ABOUT THIS EXERCISE:
Match the string "title" against each line below, and copy every line that matches.

DATA:
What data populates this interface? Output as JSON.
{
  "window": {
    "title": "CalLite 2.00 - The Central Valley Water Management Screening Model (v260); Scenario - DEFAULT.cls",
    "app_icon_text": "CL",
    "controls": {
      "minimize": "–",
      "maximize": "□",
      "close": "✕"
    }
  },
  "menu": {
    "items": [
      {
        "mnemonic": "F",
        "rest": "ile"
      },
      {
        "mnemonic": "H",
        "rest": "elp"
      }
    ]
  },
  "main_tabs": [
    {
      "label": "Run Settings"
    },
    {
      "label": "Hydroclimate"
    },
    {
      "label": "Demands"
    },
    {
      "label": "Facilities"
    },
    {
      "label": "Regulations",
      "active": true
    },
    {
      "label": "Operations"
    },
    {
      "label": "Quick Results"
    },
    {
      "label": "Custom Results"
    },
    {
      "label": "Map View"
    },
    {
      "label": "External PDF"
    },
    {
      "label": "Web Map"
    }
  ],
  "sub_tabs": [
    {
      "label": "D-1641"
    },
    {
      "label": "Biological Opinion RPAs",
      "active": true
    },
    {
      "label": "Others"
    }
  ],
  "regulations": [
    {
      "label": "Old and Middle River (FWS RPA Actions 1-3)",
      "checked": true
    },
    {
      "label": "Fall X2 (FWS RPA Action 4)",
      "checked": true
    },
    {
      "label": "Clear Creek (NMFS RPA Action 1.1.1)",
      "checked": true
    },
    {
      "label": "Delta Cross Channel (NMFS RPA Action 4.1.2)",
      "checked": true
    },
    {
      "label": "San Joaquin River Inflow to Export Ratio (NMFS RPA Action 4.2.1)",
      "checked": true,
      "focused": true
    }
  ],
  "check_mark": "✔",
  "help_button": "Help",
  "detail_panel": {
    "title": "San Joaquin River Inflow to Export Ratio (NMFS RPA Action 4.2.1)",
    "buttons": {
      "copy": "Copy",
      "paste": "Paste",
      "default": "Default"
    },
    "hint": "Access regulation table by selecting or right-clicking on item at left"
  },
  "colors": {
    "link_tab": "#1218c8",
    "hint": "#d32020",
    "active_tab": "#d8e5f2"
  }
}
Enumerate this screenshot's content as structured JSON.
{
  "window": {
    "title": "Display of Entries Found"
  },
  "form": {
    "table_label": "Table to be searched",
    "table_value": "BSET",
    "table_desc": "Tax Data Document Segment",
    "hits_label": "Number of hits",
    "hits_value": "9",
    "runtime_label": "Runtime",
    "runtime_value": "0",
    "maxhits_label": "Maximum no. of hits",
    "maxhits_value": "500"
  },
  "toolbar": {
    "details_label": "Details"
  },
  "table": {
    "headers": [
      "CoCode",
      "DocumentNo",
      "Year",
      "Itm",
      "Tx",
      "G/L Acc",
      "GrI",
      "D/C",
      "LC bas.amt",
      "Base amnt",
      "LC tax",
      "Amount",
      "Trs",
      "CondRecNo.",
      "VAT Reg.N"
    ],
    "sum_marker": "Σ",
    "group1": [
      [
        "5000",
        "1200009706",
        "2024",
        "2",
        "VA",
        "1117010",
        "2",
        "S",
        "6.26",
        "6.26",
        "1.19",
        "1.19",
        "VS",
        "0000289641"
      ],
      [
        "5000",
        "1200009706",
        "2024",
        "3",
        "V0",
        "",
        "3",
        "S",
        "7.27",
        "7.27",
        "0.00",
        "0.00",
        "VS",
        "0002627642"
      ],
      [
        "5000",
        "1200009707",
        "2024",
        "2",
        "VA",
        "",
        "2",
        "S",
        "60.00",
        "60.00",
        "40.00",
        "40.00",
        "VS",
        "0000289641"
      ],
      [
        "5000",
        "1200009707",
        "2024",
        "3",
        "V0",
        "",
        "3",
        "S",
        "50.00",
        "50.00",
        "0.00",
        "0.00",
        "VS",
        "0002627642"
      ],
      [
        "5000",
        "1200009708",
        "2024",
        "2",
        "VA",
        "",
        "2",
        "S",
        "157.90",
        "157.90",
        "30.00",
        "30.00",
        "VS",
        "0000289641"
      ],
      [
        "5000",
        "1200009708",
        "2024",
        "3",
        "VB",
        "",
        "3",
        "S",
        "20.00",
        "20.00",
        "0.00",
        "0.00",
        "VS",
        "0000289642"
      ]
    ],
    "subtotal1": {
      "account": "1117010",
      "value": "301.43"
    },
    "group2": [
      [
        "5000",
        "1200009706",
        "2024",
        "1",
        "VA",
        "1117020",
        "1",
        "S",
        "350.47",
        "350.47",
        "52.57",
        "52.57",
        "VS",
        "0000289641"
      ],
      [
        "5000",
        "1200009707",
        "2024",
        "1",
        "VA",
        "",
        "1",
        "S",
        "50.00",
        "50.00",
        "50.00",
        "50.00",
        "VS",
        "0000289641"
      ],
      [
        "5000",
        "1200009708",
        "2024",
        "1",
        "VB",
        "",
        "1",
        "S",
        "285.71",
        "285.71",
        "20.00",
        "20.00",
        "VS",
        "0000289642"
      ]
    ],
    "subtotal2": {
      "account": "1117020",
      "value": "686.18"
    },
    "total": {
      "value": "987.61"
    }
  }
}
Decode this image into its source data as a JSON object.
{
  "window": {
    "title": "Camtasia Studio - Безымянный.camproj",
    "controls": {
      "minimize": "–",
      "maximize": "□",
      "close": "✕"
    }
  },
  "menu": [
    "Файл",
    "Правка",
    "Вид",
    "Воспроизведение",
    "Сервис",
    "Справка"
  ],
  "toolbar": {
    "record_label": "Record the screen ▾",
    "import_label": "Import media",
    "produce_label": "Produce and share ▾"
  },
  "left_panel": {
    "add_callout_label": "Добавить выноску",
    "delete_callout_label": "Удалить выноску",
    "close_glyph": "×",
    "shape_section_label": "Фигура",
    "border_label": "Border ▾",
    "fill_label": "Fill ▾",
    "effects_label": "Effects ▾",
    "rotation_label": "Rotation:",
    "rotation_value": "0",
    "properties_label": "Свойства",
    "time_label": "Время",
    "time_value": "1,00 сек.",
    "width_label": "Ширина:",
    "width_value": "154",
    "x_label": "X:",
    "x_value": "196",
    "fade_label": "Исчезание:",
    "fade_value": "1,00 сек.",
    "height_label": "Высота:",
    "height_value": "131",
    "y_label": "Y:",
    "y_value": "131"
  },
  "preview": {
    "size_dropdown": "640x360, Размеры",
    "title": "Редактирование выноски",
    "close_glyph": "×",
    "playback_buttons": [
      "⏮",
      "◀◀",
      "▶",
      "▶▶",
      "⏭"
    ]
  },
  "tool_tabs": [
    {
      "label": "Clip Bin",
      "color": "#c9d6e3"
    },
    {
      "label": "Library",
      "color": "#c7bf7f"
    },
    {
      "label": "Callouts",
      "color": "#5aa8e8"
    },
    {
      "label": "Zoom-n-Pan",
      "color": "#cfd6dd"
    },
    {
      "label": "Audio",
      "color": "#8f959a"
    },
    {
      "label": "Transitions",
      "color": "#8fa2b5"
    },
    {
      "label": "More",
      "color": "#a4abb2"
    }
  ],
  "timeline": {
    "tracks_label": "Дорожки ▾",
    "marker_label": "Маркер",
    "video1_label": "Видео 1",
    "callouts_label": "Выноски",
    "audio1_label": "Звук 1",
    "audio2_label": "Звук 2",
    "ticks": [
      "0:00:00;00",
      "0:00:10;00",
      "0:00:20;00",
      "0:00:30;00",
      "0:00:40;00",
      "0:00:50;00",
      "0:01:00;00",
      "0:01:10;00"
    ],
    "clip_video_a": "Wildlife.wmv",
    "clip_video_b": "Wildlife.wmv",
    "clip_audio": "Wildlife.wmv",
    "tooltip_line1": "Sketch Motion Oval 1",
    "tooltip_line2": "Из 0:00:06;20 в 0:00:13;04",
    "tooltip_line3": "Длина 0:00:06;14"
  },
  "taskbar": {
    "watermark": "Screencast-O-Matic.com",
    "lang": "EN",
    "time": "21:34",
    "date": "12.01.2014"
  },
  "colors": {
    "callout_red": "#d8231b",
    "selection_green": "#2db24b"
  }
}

EXPECTED OUTPUT:
    "title": "CalLite 2.00 - The Central Valley Water Management Screening Model (v260); Scenario - DEFAULT.cls",
    "title": "San Joaquin River Inflow to Export Ratio (NMFS RPA Action 4.2.1)",
    "title": "Display of Entries Found"
    "title": "Camtasia Studio - Безымянный.camproj",
    "title": "Редактирование выноски",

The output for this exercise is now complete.